▶ **TASK DIRECTIONS**: From the records that follow, copy every line in which "Annually" appears.

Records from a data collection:
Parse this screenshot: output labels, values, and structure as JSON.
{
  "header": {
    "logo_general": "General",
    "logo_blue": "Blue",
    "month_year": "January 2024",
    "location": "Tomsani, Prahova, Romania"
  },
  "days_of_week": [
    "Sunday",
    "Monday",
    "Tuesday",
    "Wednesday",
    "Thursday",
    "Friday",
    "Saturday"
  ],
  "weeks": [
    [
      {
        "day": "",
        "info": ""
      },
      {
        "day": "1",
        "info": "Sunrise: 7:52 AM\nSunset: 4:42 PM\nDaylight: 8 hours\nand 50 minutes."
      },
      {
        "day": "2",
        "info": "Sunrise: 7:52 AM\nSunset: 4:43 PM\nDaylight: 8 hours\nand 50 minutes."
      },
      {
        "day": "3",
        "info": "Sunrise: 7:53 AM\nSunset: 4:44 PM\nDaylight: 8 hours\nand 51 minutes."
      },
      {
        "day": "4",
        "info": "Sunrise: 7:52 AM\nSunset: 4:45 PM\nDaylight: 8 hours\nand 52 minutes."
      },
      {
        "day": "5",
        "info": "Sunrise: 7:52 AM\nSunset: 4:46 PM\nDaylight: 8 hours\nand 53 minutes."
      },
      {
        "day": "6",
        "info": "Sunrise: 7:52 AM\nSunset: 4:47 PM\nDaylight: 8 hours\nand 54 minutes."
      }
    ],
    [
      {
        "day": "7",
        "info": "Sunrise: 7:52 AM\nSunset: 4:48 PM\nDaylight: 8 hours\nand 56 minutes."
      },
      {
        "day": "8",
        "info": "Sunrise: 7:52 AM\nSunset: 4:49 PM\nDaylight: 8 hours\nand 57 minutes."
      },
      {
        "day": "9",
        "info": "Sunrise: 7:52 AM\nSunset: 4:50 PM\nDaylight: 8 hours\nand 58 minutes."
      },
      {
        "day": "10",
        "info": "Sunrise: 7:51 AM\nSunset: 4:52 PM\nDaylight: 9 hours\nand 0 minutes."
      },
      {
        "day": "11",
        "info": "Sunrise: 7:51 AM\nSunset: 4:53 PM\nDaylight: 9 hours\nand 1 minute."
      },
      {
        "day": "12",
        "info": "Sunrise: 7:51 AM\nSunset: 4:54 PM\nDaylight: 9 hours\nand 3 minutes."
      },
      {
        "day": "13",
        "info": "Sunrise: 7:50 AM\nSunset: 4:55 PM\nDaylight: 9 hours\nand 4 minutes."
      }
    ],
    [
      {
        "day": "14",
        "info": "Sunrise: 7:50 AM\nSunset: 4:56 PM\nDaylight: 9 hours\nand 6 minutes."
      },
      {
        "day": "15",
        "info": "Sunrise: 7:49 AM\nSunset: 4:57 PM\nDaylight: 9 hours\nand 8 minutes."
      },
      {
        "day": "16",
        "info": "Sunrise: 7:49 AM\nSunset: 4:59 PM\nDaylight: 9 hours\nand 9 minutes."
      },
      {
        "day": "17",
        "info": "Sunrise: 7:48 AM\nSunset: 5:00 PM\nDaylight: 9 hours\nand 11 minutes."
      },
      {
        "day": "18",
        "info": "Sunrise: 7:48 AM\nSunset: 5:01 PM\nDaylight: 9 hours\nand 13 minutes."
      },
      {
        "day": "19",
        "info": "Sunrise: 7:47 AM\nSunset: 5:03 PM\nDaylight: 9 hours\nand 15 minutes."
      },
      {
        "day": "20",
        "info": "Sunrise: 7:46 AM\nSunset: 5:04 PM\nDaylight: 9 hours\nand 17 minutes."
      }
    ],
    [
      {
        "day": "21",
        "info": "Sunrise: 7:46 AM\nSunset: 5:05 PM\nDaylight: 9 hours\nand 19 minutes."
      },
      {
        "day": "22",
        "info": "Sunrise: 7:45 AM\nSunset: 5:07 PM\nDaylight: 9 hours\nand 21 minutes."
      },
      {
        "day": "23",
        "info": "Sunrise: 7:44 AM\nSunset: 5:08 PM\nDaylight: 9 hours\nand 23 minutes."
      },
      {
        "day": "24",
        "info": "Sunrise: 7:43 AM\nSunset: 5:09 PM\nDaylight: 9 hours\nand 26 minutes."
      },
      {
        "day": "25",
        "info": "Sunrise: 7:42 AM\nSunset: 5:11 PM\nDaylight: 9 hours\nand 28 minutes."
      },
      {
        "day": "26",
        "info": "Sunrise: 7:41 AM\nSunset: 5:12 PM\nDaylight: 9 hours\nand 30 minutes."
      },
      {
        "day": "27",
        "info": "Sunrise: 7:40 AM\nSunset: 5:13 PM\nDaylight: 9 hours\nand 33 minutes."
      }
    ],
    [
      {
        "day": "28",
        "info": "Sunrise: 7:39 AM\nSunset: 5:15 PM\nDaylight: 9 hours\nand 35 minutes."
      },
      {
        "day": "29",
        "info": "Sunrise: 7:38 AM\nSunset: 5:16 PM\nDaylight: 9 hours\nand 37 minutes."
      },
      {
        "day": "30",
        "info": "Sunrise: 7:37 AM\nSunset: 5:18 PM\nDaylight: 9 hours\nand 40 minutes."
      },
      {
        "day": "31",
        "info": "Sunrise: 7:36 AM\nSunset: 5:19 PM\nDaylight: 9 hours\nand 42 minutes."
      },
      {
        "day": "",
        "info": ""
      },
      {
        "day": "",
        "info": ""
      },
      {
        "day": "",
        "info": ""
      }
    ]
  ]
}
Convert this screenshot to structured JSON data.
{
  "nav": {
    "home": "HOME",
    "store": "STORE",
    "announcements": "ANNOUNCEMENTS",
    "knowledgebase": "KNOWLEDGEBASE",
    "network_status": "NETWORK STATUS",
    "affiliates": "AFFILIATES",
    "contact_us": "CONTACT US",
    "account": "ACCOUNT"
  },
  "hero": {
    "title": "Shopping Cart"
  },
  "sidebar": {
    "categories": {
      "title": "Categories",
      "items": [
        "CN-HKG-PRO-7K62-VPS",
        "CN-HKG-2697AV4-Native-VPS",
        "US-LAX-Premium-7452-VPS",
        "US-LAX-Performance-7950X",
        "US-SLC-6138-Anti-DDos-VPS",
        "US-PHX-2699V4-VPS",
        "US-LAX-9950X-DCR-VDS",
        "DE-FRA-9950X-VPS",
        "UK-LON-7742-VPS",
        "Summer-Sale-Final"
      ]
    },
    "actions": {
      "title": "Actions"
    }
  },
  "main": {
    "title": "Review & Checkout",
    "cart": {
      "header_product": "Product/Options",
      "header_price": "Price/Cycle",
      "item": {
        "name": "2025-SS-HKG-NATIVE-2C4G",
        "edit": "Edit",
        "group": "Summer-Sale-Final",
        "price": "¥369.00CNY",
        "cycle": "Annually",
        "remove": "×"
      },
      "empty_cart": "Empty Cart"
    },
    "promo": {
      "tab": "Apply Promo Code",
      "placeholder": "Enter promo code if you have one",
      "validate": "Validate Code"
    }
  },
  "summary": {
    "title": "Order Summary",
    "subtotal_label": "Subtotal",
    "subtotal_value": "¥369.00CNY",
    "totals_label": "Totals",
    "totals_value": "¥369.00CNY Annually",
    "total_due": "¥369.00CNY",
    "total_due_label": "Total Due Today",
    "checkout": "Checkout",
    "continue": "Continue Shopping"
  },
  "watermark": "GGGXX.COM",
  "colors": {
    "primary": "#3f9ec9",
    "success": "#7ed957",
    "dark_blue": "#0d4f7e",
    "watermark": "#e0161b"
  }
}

▶ **WRITTEN ANSWER**:
        "cycle": "Annually",
    "totals_value": "¥369.00CNY Annually",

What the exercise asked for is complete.